Goa style kofta curry
"This dish was created when I first experimented with Indian cooking 30 years ago. Goa is predominantly Christian so pork is used in cooking unlike much of the rest of the subcontinent. My dad was born in India & I was fortunate to be brought up enjoying the flavours of ‘incredible India’."
- 750 g minced lean pork
- 1½ cup of soft fresh breadcrumbs
- ½ cup of milk
- 2 good size onions, finely chopped
- 400 grams of kumara, peeled and cut into 2cm cubes
- Curry paste:
- 5 cloves of garlic
- 3cm fresh ginger
- Cayenne pepper to taste
- ¼ teaspoon ground black pepper
- 1 tsp ground coriander
- 1 tsp ground cumin
- 1 tsp ground cinnamon
- ¼ tsp ground cloves
- 2 teaspoons ground turmeric
- 1 can of peeled tomatoes in juice
- 1 can of coconut cream
- 1 cup of water
- Juice of half a lemon
- Sesame oil for frying
- Mix the pork, breadcrumbs and milk in a large bowl.
- Shape the meat mixture into balls (makes about 20 depending on their size).
- Put a teaspoon of sesame oil in a nonstick pan on high heat.

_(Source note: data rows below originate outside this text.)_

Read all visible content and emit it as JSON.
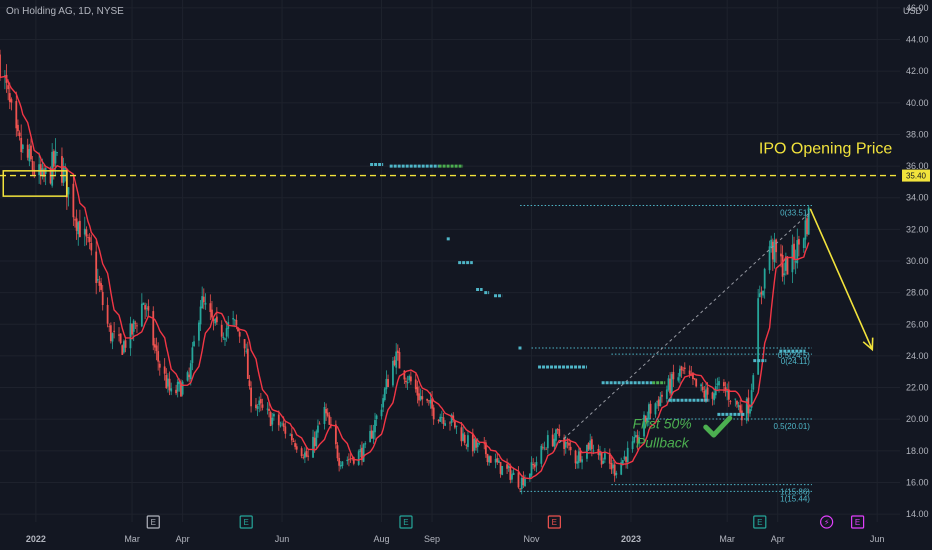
{
  "header": {
    "symbol_line": "On Holding AG, 1D, NYSE",
    "currency": "USD"
  },
  "colors": {
    "background": "#131722",
    "grid": "#1e222d",
    "axis_text": "#b2b5be",
    "up": "#26a69a",
    "down": "#ef5350",
    "ma": "#f23645",
    "ipo_line": "#f2e33c",
    "fib": "#4fb6c8",
    "fib_text": "#4caf50",
    "signal": "#4fb6c8",
    "signal_alt": "#4caf50"
  },
  "chart_data": {
    "type": "candlestick",
    "y_axis": {
      "min": 13.5,
      "max": 46.5,
      "ticks": [
        14.0,
        16.0,
        18.0,
        20.0,
        22.0,
        24.0,
        26.0,
        28.0,
        30.0,
        32.0,
        34.0,
        36.0,
        38.0,
        40.0,
        42.0,
        44.0,
        46.0
      ],
      "tick_labels": [
        "14.00",
        "16.00",
        "18.00",
        "20.00",
        "22.00",
        "24.00",
        "26.00",
        "28.00",
        "30.00",
        "32.00",
        "34.00",
        "36.00",
        "38.00",
        "40.00",
        "42.00",
        "44.00",
        "46.00"
      ]
    },
    "x_axis": {
      "start": "2021-12-10",
      "end": "2023-06-15",
      "labels": [
        {
          "label": "2022",
          "date": "2022-01-01",
          "bold": true
        },
        {
          "label": "Mar",
          "date": "2022-03-01"
        },
        {
          "label": "Apr",
          "date": "2022-04-01"
        },
        {
          "label": "Jun",
          "date": "2022-06-01"
        },
        {
          "label": "Aug",
          "date": "2022-08-01"
        },
        {
          "label": "Sep",
          "date": "2022-09-01"
        },
        {
          "label": "Nov",
          "date": "2022-11-01"
        },
        {
          "label": "2023",
          "date": "2023-01-01",
          "bold": true
        },
        {
          "label": "Mar",
          "date": "2023-03-01"
        },
        {
          "label": "Apr",
          "date": "2023-04-01"
        },
        {
          "label": "Jun",
          "date": "2023-06-01"
        }
      ]
    },
    "price_path": [
      [
        "2021-12-10",
        42.8
      ],
      [
        "2021-12-20",
        37.5
      ],
      [
        "2022-01-05",
        35.0
      ],
      [
        "2022-01-15",
        36.5
      ],
      [
        "2022-01-25",
        33.0
      ],
      [
        "2022-02-05",
        30.0
      ],
      [
        "2022-02-15",
        25.5
      ],
      [
        "2022-02-22",
        24.5
      ],
      [
        "2022-03-01",
        25.5
      ],
      [
        "2022-03-08",
        27.5
      ],
      [
        "2022-03-16",
        24.0
      ],
      [
        "2022-03-25",
        21.5
      ],
      [
        "2022-04-05",
        22.5
      ],
      [
        "2022-04-12",
        27.5
      ],
      [
        "2022-04-22",
        25.5
      ],
      [
        "2022-05-02",
        26.0
      ],
      [
        "2022-05-09",
        25.0
      ],
      [
        "2022-05-12",
        21.5
      ],
      [
        "2022-05-20",
        20.5
      ],
      [
        "2022-06-01",
        19.5
      ],
      [
        "2022-06-10",
        18.5
      ],
      [
        "2022-06-17",
        17.5
      ],
      [
        "2022-06-27",
        20.5
      ],
      [
        "2022-07-06",
        17.5
      ],
      [
        "2022-07-12",
        17.5
      ],
      [
        "2022-07-22",
        18.0
      ],
      [
        "2022-08-01",
        21.0
      ],
      [
        "2022-08-09",
        24.0
      ],
      [
        "2022-08-15",
        23.0
      ],
      [
        "2022-08-24",
        21.5
      ],
      [
        "2022-09-02",
        20.5
      ],
      [
        "2022-09-12",
        20.0
      ],
      [
        "2022-09-23",
        18.5
      ],
      [
        "2022-10-03",
        18.0
      ],
      [
        "2022-10-12",
        17.0
      ],
      [
        "2022-10-20",
        16.5
      ],
      [
        "2022-10-25",
        16.0
      ],
      [
        "2022-11-02",
        17.0
      ],
      [
        "2022-11-10",
        18.5
      ],
      [
        "2022-11-18",
        19.0
      ],
      [
        "2022-11-28",
        17.5
      ],
      [
        "2022-12-07",
        18.5
      ],
      [
        "2022-12-15",
        17.5
      ],
      [
        "2022-12-22",
        16.8
      ],
      [
        "2023-01-04",
        18.5
      ],
      [
        "2023-01-12",
        20.5
      ],
      [
        "2023-01-20",
        21.5
      ],
      [
        "2023-02-01",
        23.0
      ],
      [
        "2023-02-10",
        22.0
      ],
      [
        "2023-02-16",
        21.5
      ],
      [
        "2023-02-25",
        22.0
      ],
      [
        "2023-03-03",
        21.5
      ],
      [
        "2023-03-10",
        20.5
      ],
      [
        "2023-03-15",
        21.0
      ],
      [
        "2023-03-20",
        27.0
      ],
      [
        "2023-03-27",
        31.0
      ],
      [
        "2023-04-05",
        29.5
      ],
      [
        "2023-04-12",
        30.5
      ],
      [
        "2023-04-20",
        32.8
      ]
    ],
    "horizontal_lines": [
      {
        "name": "IPO Opening Price",
        "price": 35.4,
        "style": "dashed"
      }
    ],
    "price_tag": {
      "value": 35.4,
      "label": "35.40"
    },
    "fib_levels": [
      {
        "label": "0(33.51)",
        "price": 33.51,
        "start": "2022-10-25",
        "end": "2023-04-22"
      },
      {
        "label": "0.5(20.01)",
        "price": 20.01,
        "start": "2023-01-08",
        "end": "2023-04-22"
      },
      {
        "label": "1(15.44)",
        "price": 15.44,
        "start": "2022-10-25",
        "end": "2023-04-22"
      },
      {
        "label": "1(15.86)",
        "price": 15.86,
        "start": "2022-12-20",
        "end": "2023-04-22"
      },
      {
        "label": "0(24.11)",
        "price": 24.11,
        "start": "2022-12-20",
        "end": "2023-04-22"
      },
      {
        "label": "0.5(24.5)",
        "price": 24.5,
        "start": "2022-11-01",
        "end": "2023-04-22"
      }
    ],
    "signal_bars": [
      {
        "start": "2022-07-25",
        "end": "2022-08-02",
        "price": 36.1,
        "color": "signal"
      },
      {
        "start": "2022-08-06",
        "end": "2022-09-05",
        "price": 36.0,
        "color": "signal"
      },
      {
        "start": "2022-09-05",
        "end": "2022-09-20",
        "price": 36.0,
        "color": "signal_alt"
      },
      {
        "start": "2022-09-10",
        "end": "2022-09-12",
        "price": 31.4,
        "color": "signal"
      },
      {
        "start": "2022-09-17",
        "end": "2022-09-26",
        "price": 29.9,
        "color": "signal"
      },
      {
        "start": "2022-09-28",
        "end": "2022-10-02",
        "price": 28.2,
        "color": "signal"
      },
      {
        "start": "2022-10-03",
        "end": "2022-10-06",
        "price": 28.0,
        "color": "signal"
      },
      {
        "start": "2022-10-09",
        "end": "2022-10-14",
        "price": 27.8,
        "color": "signal"
      },
      {
        "start": "2022-10-24",
        "end": "2022-10-26",
        "price": 24.5,
        "color": "signal"
      },
      {
        "start": "2022-11-05",
        "end": "2022-12-05",
        "price": 23.3,
        "color": "signal"
      },
      {
        "start": "2022-12-14",
        "end": "2023-01-14",
        "price": 22.3,
        "color": "signal"
      },
      {
        "start": "2023-01-14",
        "end": "2023-01-22",
        "price": 22.3,
        "color": "signal_alt"
      },
      {
        "start": "2023-01-24",
        "end": "2023-02-18",
        "price": 21.2,
        "color": "signal"
      },
      {
        "start": "2023-02-23",
        "end": "2023-03-12",
        "price": 20.3,
        "color": "signal"
      },
      {
        "start": "2023-03-17",
        "end": "2023-03-25",
        "price": 23.7,
        "color": "signal"
      },
      {
        "start": "2023-04-02",
        "end": "2023-04-18",
        "price": 24.3,
        "color": "signal"
      }
    ],
    "projection_arrow": {
      "from": [
        "2023-04-21",
        33.3
      ],
      "to": [
        "2023-05-29",
        24.4
      ]
    },
    "diagonal": {
      "from": [
        "2022-11-18",
        18.5
      ],
      "to": [
        "2023-04-20",
        33.0
      ]
    },
    "highlight_box": {
      "from": [
        "2021-12-12",
        35.7
      ],
      "to": [
        "2022-01-20",
        34.1
      ]
    },
    "annotations": [
      {
        "text": "IPO Opening Price",
        "date": "2023-05-29",
        "price": 36.8,
        "color": "ipo_line",
        "size": 16
      },
      {
        "text": "First 50%",
        "date": "2023-01-02",
        "price": 19.4,
        "color": "fib_text",
        "size": 14,
        "italic": true
      },
      {
        "text": "Pullback",
        "date": "2023-01-04",
        "price": 18.2,
        "color": "fib_text",
        "size": 14,
        "italic": true
      }
    ],
    "events": [
      {
        "label": "E",
        "date": "2022-03-14",
        "color": "#b2b5be"
      },
      {
        "label": "E",
        "date": "2022-05-10",
        "color": "#26a69a"
      },
      {
        "label": "E",
        "date": "2022-08-16",
        "color": "#26a69a"
      },
      {
        "label": "E",
        "date": "2022-11-15",
        "color": "#ef5350"
      },
      {
        "label": "E",
        "date": "2023-03-21",
        "color": "#26a69a"
      },
      {
        "label": "⚡",
        "date": "2023-05-01",
        "color": "#e040fb",
        "round": true
      },
      {
        "label": "E",
        "date": "2023-05-20",
        "color": "#e040fb"
      }
    ]
  }
}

- Briefly brown the meatballs on all sides, remove from heat and set aside.
- Drain excess fat/cooking liquid from the pan, if necessary, and fry the chopped onions until caramelized but not burnt. Set aside with the meatballs.

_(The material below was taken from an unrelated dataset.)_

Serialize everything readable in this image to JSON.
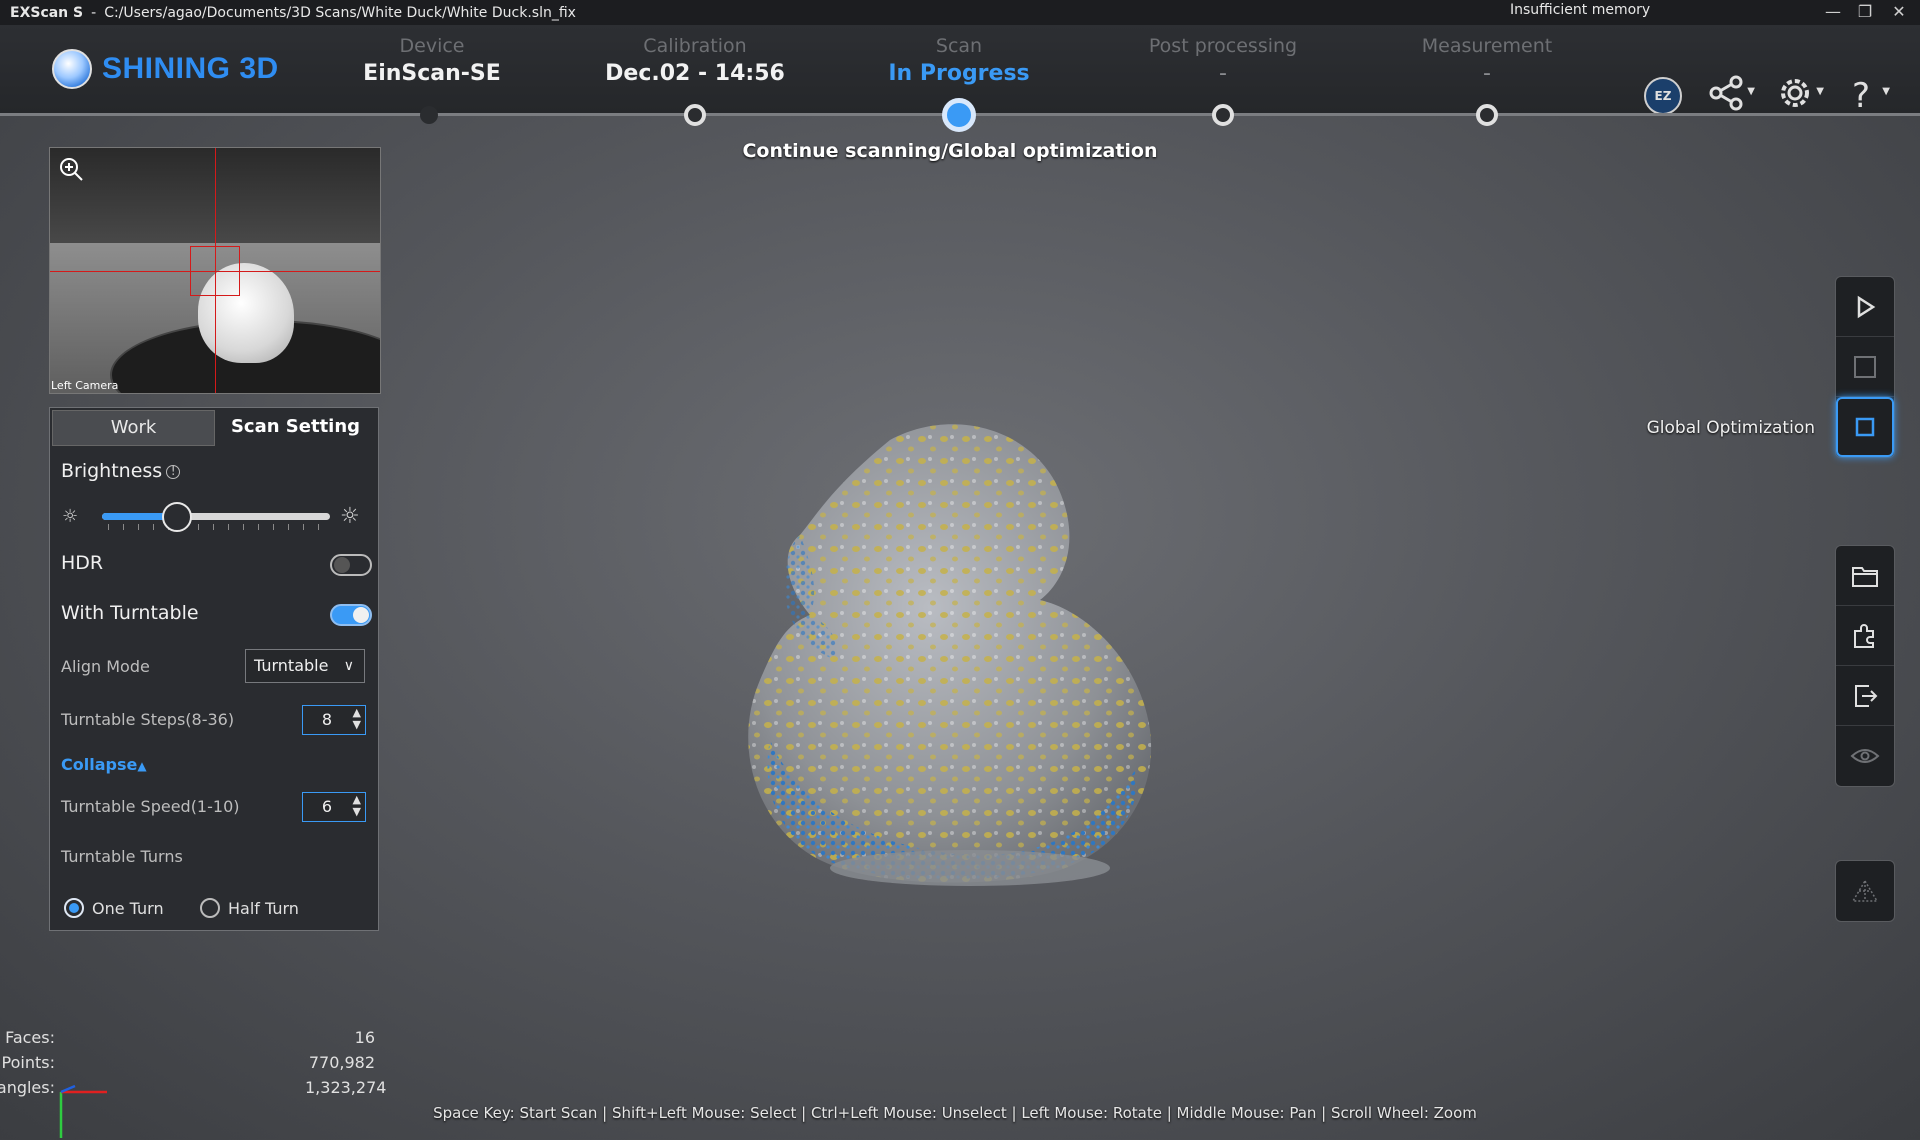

- Make the paste in a mortar and pestle and then briefly fry in 1 teaspoon of sesame oil over high heat, until the mixture darkens in colour and releases a pungent, spicy aroma about two minutes.
- Add one cup of water and reduce the liquid by around half through boiling off, continuing to stir, for about 3 minutes. Add the meatballs and onions coating thoroughly with the curry sauce.

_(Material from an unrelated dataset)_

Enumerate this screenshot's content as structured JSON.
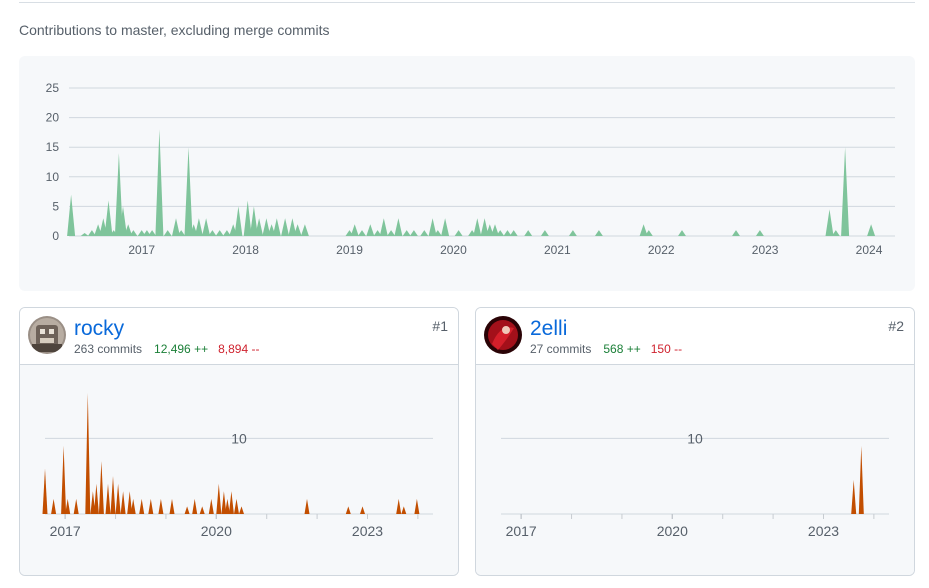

- Return to stove and add the cubed kumara, tomatoes and coconut cream & lemon juice. Lower heat and salt to taste.
- Simmer for about 90 minutes until meatballs are cooked through and kumara is soft.
- Serve with boiled white rice, naan bread, poppadum, and condiments i.e. lime and mango pickle.
- It is possible to 'cheat' with this recipe and buy a prepared curry paste to use instead of making your own. This will save time in preparation. Nevertheless, it is my experience when doing this that it is worth adding additional garlic and fresh ginger, as well extra cayenne, to make the dish spicier and taste more authentic.